The credit cycle undergoes two distinctive phases—expansionary and contractionary. During expansionary periods, the economy experiences lowered interest rates, relaxed lending standards, and an upsurge in credit accessibility. This phase acts as a catalyst for economic growth, as businesses and individuals access credit more easily, fostering increased investments and heightened economic activities.
Conversely, the contraction phase of the credit cycle witnesses climbing interest rates and stricter lending criteria. This results in diminished credit availability for businesses and individuals. Economic activities slow down as borrowing costs increase, impacting investment opportunities and potentially leading to financial constraints.
Impact and implications
The credit cycle’s impact extends to various facets of the economy. During economic peaks, asset values may falter, influencing borrowers’ capacity to repay loans. In response, financial institutions, apprehensive about heightened default risks, tighten their lending standards and raise interest rates. Consequently, the credit pool diminishes, leading to decreased demand for new loans.
Understanding the credit cycle in economic context
Economists view the credit cycle as an integral component of larger economic cycles. Identifying the stage within this cycle empowers investors, businesses, and policymakers to make more informed and strategic financial decisions, mitigating risks and optimizing opportunities.
Factors influencing the credit cycle’s duration
The duration of the credit cycle often exceeds the standard business cycle due to the delayed emergence of weakened corporate fundamentals or property values. The 2008 financial crisis serves as a poignant example of the repercussions of excessive credit extensions on economic stability.
Dynamics of Federal Reserve’s interest rates and the credit cycle
Post the financial crisis, the relationship between the Federal Reserve’s interest rate policy and the credit cycle has evolved, becoming increasingly complex. Transformations in the economy’s structure have impacted inflation rates, posing challenges in formulating interest rate policies that, in turn, affect the credit cycle.
Here is a list of the benefits and the drawbacks to consider.
- Fosters economic expansion during favorable phases
- Encourages investment opportunities and lending activities
- Enhances accessibility to credit for borrowers
- Elevates the risk of defaults during economic downturns
- Potentially contributes to financial instability during credit contractions
- Can lead to asset devaluation and reduced borrowing capacity
Frequently asked questions
What are the key influencers of credit cycle variations?
The variations in credit cycles are primarily shaped by economic determinants such as interest rates, lending standards, and the overall market’s risk perception.
How does the credit cycle influence individuals and businesses?

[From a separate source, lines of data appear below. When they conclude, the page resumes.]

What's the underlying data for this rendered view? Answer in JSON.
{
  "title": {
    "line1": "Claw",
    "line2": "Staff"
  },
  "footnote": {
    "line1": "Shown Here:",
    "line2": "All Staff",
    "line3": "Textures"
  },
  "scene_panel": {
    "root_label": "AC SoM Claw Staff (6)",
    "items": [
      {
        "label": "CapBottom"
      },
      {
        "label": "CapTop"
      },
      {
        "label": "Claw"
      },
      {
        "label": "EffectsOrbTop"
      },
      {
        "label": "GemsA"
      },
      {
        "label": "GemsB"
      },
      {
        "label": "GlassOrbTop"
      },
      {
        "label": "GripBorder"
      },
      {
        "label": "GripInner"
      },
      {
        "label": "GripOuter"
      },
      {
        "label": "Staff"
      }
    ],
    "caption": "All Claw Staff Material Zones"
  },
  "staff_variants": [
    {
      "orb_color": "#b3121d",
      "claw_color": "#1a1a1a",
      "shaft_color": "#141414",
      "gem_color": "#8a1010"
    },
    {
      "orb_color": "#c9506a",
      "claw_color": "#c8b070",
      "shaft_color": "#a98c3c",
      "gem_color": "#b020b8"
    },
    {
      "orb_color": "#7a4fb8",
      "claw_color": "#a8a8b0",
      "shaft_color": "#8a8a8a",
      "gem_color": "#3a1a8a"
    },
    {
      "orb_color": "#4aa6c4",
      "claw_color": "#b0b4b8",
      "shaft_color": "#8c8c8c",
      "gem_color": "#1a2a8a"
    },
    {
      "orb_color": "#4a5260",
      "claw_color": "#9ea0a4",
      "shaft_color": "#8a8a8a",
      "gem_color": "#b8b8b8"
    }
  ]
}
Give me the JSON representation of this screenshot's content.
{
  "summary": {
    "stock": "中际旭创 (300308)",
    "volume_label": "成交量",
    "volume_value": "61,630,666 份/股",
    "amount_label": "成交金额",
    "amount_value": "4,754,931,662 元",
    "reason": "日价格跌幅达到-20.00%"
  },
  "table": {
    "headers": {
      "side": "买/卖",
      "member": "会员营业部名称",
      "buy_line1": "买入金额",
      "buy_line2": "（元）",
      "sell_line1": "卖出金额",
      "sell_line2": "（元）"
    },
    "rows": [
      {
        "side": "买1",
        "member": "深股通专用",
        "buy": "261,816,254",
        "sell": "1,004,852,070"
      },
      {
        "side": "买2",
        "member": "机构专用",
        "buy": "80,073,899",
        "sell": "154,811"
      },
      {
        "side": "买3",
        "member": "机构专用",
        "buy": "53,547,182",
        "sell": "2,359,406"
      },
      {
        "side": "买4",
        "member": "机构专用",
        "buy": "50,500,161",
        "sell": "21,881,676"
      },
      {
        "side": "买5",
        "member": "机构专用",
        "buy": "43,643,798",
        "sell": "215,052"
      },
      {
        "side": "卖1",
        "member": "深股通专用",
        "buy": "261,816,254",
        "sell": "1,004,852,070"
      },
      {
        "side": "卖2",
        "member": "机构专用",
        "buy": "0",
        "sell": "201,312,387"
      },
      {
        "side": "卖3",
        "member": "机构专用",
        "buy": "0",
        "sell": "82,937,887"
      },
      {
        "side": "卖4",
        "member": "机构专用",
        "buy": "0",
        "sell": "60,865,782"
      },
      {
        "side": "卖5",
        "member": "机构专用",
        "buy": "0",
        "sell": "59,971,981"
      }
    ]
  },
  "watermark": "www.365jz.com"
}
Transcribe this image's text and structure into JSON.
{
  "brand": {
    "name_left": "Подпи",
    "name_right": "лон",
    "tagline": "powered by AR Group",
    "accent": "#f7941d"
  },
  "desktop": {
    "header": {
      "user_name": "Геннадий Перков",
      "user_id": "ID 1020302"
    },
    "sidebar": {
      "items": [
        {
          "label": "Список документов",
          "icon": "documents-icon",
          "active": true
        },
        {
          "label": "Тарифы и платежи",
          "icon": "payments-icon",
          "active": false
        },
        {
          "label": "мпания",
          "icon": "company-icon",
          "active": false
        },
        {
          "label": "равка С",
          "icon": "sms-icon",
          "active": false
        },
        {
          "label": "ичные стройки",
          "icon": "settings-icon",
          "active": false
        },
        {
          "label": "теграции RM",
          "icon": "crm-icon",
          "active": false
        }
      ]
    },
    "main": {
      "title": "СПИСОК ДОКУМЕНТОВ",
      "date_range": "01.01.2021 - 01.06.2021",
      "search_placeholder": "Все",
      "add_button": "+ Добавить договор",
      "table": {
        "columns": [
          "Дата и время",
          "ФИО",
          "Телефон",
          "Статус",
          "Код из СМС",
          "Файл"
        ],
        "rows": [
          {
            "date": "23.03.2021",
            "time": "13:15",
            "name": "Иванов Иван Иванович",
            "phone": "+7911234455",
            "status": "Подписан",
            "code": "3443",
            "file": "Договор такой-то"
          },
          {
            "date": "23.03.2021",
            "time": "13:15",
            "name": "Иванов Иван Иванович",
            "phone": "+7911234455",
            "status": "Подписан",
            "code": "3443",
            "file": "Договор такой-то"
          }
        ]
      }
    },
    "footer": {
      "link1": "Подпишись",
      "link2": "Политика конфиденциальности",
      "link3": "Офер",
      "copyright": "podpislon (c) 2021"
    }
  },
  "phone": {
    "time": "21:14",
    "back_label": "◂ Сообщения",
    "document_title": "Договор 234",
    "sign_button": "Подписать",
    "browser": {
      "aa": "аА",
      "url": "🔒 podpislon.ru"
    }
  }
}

The credit cycle significantly affects individuals and businesses by altering credit availability, impacting borrowing costs, and shaping investment decisions.
Why is a comprehensive understanding of the credit cycle crucial?
Comprehending the credit cycle is pivotal for strategic financial planning, enabling individuals, businesses, and policymakers to make informed decisions about borrowing, investment, and financial stability.
- The credit cycle significantly influences borrowing and lending accessibility during economic expansions and contractions.
- Understanding the various phases of the credit cycle aids in making well-informed financial decisions for businesses and investors.
- Overextension of credit during economic peaks can lead to financial instability during contractions, as evidenced by historical crises.
- The post-2008 financial crisis era has seen a more intricate relationship between the Federal Reserve’s interest rate policy and the credit cycle.